Given the last couple of ice events in the recent past and the potential for freezing rain on its way, we thought we would share how we handle these conditions. Understanding our objectives and operations along with your cooperation and patience will aid in safe travels.
Freezing rain and icing on the roads creates some of the most dangerous conditions we encounter through the winter. The Highway recognizes the hazards these type of road conditions create for the traveling public and for first responders trying to get to calls. We address every event proactively to mitigate the hazards created by these ice events. In certain situations, we even pre-salt ahead of time. Rain or freezing rain on top of a frost layer poses the biggest challenge for all of us. The downshift in a transmission or softest touch on the brakes can cause a slide or spin, even for our trucks weighing in at approximately 70,000 pounds. We reduce our operating speed from approximately 25 mph down to between 5 mph and 10 mph while engaged in an ice detail.
Our approach may vary depending on conditions, especially when treating hills and curves. With sanders discharging salt at the rear of the trucks, you may witness us backing down hills such as Glen Edith, Vosburg, Baker or Lake Road between Pellett Road and Bay Road. This is for the safety of our own employees to reduce the risk of a runaway truck. This places the salt ahead of our vehicle. While this happens on a limited basis, it is not uncommon when certain conditions exist in order for us to maintain traction.
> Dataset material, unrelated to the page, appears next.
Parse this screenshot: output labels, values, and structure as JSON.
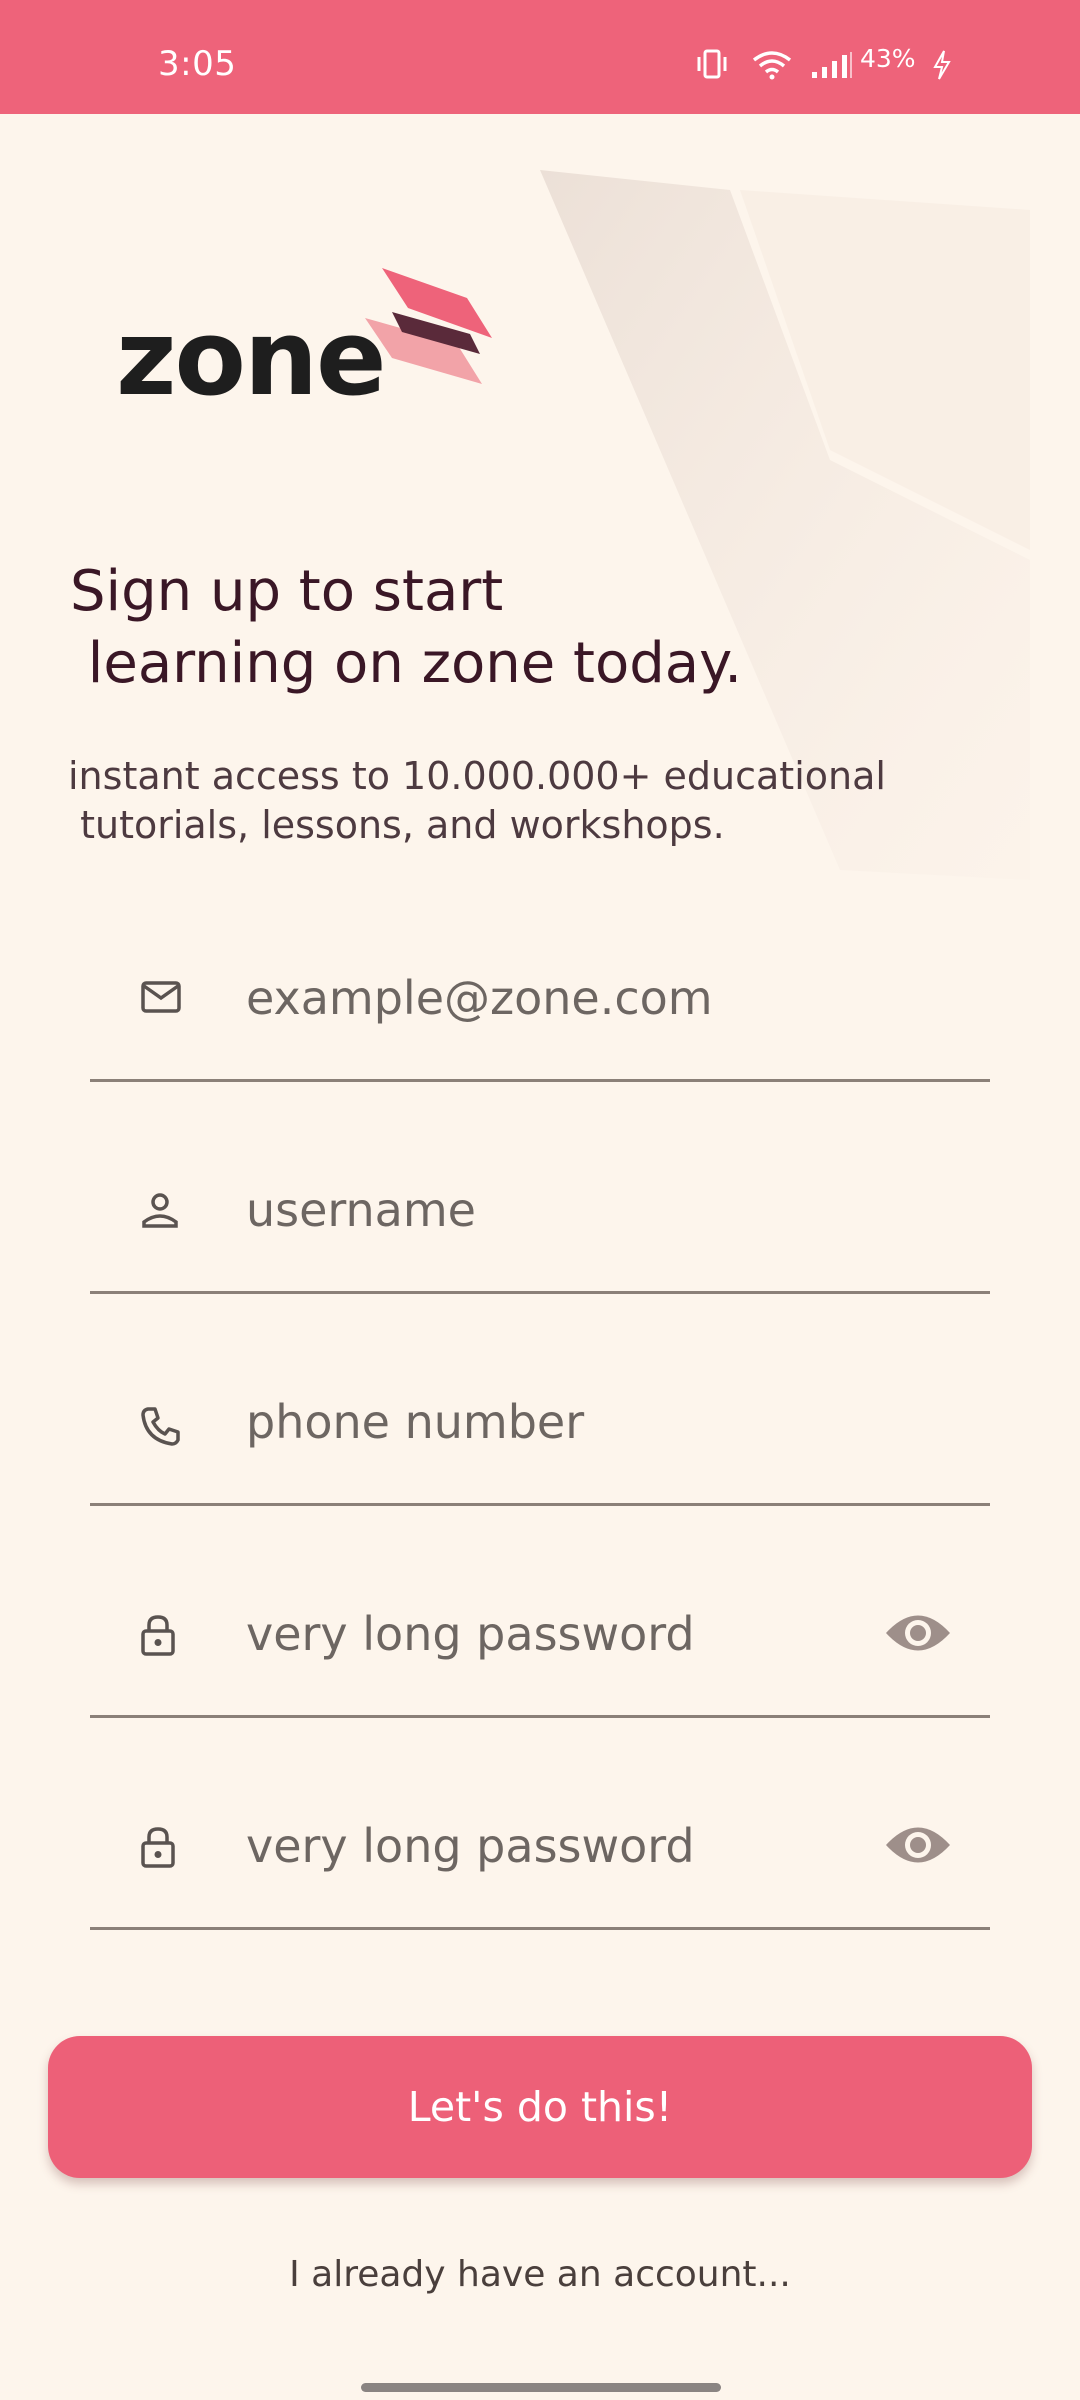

The Town of Webster trucks are all equipped with signs on the back that specifies to Stay Back 100’ and that we back up often. These distances should be doubled or tripled when ice conditions are current.Your best action is to not go out in this weather but if you have to or you are caught in these conditions, here are a few tips to guide you for a safe commute:
• Reduce your speed.
• Always wear your seat belt.
• Pay attention to the weather so you are prepared and make time for a longer commute.
• Ease on your brakes; don’t slam them. Do the majority of your stopping way before you have to.
• Avoid sudden movements such as jerking the wheel or slamming on the brakes or accelerator. Any hard shifts or movements can cause you to lose control.
• Don’t assume someone is going to or can stop as you approach intersections. When in doubt, wait it out.
• Give salt trucks plenty of room: front, back, and on the sides.
Below is a video from a plow truck in Canada that clearly shows the dangers ice brings with it. Thankfully no one was hurt but I can’t help but think what could have happened if someone was following that truck up the hill or a car was passing along the road at the bottom as it rolled over. This does happen! Video: https://www.youtube.com/watch?v=8E78Rlrb92s
Let’s work together on providing the safest of travels in the worst of conditions. Thank you, Joe Herbst Superintendent of Highways